(Provided records)
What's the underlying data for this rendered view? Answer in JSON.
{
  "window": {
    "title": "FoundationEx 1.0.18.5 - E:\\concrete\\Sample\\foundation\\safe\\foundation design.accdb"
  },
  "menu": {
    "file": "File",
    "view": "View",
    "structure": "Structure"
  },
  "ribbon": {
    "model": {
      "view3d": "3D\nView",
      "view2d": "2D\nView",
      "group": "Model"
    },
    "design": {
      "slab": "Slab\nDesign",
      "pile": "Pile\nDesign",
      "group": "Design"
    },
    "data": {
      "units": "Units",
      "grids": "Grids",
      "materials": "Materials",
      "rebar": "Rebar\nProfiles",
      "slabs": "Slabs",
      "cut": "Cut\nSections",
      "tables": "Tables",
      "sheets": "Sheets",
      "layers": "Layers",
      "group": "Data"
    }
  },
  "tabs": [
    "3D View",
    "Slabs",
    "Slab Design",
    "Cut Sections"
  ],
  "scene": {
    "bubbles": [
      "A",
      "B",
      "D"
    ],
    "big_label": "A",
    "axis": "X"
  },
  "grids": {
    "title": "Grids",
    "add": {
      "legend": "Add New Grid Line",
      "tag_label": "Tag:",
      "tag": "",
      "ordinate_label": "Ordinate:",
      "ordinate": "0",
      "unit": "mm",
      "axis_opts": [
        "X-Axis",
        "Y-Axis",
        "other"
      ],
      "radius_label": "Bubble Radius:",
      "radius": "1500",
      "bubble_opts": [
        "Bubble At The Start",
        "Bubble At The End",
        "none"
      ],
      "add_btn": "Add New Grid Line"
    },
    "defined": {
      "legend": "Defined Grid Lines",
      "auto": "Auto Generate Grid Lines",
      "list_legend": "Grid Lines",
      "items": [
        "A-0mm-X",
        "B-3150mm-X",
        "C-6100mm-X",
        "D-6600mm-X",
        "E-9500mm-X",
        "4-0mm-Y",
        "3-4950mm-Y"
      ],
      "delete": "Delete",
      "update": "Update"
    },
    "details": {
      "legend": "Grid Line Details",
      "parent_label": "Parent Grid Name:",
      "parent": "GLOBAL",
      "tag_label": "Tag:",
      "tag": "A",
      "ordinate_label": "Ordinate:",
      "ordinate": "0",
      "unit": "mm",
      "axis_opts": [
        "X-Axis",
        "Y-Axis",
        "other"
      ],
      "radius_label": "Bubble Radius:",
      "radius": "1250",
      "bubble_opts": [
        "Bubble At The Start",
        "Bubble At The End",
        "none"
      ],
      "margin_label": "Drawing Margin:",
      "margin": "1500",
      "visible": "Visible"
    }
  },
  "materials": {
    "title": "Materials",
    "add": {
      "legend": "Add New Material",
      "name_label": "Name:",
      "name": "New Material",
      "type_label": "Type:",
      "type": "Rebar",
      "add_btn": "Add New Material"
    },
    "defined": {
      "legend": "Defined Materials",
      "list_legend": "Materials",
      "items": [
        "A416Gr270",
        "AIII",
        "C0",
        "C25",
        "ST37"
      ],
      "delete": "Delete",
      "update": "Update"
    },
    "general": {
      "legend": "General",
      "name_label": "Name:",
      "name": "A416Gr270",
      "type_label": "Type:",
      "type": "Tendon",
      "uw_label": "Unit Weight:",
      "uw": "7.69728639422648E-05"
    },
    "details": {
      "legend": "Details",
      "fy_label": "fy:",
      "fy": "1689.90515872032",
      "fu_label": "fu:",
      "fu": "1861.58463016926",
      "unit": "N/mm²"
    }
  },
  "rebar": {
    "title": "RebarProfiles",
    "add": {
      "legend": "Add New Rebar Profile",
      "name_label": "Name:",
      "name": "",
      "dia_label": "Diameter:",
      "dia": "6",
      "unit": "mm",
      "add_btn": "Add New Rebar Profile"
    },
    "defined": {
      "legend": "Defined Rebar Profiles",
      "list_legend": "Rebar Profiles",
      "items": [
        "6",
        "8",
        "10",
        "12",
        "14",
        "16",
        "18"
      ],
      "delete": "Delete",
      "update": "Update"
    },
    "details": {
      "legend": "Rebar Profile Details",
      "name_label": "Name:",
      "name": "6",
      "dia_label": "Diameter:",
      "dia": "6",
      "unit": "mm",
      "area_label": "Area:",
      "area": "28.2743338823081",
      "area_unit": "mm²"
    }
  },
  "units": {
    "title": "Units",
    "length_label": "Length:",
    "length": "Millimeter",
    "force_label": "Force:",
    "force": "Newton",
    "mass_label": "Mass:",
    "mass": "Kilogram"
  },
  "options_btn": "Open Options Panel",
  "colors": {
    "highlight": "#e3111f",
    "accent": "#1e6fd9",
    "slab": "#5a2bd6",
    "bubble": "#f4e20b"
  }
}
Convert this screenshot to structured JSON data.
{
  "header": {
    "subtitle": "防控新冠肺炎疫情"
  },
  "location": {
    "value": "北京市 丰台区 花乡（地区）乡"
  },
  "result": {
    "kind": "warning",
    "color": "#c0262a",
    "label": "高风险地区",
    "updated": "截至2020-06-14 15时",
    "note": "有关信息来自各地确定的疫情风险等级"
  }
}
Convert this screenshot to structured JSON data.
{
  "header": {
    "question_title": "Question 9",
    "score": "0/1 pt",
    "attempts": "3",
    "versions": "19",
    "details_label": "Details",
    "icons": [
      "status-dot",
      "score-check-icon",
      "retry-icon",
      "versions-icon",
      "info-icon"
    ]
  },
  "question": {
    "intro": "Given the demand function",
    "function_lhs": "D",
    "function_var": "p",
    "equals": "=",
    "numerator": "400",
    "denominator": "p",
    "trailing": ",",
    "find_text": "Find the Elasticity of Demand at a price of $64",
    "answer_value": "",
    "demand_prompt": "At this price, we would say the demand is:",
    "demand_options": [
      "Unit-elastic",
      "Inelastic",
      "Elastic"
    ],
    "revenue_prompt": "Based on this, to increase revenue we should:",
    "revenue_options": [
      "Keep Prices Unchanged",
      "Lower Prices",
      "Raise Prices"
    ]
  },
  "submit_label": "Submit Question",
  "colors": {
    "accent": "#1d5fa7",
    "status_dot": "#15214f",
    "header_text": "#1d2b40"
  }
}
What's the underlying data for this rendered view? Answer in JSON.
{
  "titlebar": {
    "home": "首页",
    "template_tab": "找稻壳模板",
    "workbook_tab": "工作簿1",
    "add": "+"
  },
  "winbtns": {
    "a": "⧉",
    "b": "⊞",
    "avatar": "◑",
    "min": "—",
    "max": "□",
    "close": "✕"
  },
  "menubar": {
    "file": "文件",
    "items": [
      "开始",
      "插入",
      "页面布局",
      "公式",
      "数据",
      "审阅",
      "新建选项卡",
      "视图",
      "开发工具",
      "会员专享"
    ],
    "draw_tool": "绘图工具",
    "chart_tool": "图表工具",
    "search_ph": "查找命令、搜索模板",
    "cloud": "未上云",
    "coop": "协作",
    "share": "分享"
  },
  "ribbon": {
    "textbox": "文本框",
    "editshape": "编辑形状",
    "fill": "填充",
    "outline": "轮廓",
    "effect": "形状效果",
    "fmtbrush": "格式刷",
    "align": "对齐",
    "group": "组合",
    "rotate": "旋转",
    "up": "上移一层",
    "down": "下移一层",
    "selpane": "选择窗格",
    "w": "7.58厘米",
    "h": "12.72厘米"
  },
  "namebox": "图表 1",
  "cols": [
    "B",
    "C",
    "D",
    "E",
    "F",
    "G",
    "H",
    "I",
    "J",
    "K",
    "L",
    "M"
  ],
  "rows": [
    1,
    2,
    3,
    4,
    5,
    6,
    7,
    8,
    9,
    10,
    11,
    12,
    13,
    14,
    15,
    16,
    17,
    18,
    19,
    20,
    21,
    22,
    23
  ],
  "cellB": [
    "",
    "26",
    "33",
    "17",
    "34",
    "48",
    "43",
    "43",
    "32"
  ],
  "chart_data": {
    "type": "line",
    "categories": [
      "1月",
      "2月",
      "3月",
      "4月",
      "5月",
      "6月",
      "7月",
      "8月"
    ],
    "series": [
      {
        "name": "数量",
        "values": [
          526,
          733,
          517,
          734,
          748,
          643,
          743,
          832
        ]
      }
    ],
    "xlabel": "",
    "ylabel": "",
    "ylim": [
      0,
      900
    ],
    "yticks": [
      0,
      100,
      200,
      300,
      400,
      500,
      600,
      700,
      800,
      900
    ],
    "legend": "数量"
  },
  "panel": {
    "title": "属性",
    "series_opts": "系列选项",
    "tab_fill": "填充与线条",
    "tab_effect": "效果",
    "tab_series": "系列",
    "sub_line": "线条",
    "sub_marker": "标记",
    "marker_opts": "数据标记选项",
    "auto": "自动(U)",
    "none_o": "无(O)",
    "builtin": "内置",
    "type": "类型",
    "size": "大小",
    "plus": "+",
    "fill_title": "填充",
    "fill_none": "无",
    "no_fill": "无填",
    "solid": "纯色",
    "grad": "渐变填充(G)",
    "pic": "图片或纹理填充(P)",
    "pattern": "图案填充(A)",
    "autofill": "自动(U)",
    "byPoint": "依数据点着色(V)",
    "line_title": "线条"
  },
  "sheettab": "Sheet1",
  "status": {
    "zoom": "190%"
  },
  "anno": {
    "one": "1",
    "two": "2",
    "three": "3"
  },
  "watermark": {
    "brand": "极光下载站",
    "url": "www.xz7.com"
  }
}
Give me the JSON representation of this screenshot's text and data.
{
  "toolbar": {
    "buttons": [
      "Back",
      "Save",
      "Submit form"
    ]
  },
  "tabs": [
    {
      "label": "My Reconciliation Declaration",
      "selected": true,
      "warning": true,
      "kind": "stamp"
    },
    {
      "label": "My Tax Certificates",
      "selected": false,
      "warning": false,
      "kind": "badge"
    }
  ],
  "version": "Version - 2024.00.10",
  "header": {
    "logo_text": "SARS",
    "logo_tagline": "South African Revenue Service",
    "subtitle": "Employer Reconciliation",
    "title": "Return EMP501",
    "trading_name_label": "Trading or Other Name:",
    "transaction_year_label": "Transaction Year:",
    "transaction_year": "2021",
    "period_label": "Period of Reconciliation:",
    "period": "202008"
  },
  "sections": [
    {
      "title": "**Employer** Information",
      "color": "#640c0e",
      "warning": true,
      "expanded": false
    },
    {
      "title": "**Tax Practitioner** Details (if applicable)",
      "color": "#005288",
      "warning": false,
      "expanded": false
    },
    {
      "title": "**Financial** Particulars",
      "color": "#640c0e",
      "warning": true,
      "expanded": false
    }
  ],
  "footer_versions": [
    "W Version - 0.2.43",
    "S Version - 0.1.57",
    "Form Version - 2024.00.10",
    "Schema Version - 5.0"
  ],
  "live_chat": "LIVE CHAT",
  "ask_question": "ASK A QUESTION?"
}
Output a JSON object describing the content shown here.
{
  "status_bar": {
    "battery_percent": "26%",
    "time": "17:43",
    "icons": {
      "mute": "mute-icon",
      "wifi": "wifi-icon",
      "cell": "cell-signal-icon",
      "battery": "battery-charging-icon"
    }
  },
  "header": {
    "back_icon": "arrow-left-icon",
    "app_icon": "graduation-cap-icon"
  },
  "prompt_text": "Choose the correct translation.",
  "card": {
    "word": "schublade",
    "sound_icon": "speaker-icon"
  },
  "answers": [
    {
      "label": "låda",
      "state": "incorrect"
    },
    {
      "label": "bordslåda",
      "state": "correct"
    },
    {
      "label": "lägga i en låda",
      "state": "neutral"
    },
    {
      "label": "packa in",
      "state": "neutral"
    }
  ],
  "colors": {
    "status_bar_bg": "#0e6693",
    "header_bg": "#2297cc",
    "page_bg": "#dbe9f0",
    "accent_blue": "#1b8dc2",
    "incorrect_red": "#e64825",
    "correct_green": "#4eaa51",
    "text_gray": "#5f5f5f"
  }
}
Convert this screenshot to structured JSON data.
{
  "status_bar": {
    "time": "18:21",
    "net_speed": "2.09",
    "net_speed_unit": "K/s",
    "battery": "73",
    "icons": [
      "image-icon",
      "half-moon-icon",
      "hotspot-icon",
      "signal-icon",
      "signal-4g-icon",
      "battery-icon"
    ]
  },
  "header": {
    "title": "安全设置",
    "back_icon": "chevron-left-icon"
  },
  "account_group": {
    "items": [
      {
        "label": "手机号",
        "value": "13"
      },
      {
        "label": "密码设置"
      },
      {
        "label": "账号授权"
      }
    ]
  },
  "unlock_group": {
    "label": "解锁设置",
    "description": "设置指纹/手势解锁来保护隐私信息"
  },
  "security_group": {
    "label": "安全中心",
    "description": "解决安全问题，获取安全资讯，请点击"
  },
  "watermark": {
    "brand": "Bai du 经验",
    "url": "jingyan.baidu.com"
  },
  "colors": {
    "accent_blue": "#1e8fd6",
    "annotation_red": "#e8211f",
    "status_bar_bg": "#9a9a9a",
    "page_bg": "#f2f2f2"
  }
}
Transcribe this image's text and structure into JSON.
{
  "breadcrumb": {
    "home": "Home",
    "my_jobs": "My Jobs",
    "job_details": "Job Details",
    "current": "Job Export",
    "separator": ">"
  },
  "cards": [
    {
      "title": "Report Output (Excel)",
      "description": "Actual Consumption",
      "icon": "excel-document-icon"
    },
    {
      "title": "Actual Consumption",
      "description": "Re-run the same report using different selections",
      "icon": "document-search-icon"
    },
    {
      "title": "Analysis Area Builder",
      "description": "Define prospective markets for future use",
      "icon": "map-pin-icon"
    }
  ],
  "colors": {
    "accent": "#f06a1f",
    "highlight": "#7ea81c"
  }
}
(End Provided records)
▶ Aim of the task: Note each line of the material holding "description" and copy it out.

▶ Finished exercise:
    "description": "设置指纹/手势解锁来保护隐私信息"
    "description": "解决安全问题，获取安全资讯，请点击"
      "description": "Actual Consumption",
      "description": "Re-run the same report using different selections",
      "description": "Define prospective markets for future use",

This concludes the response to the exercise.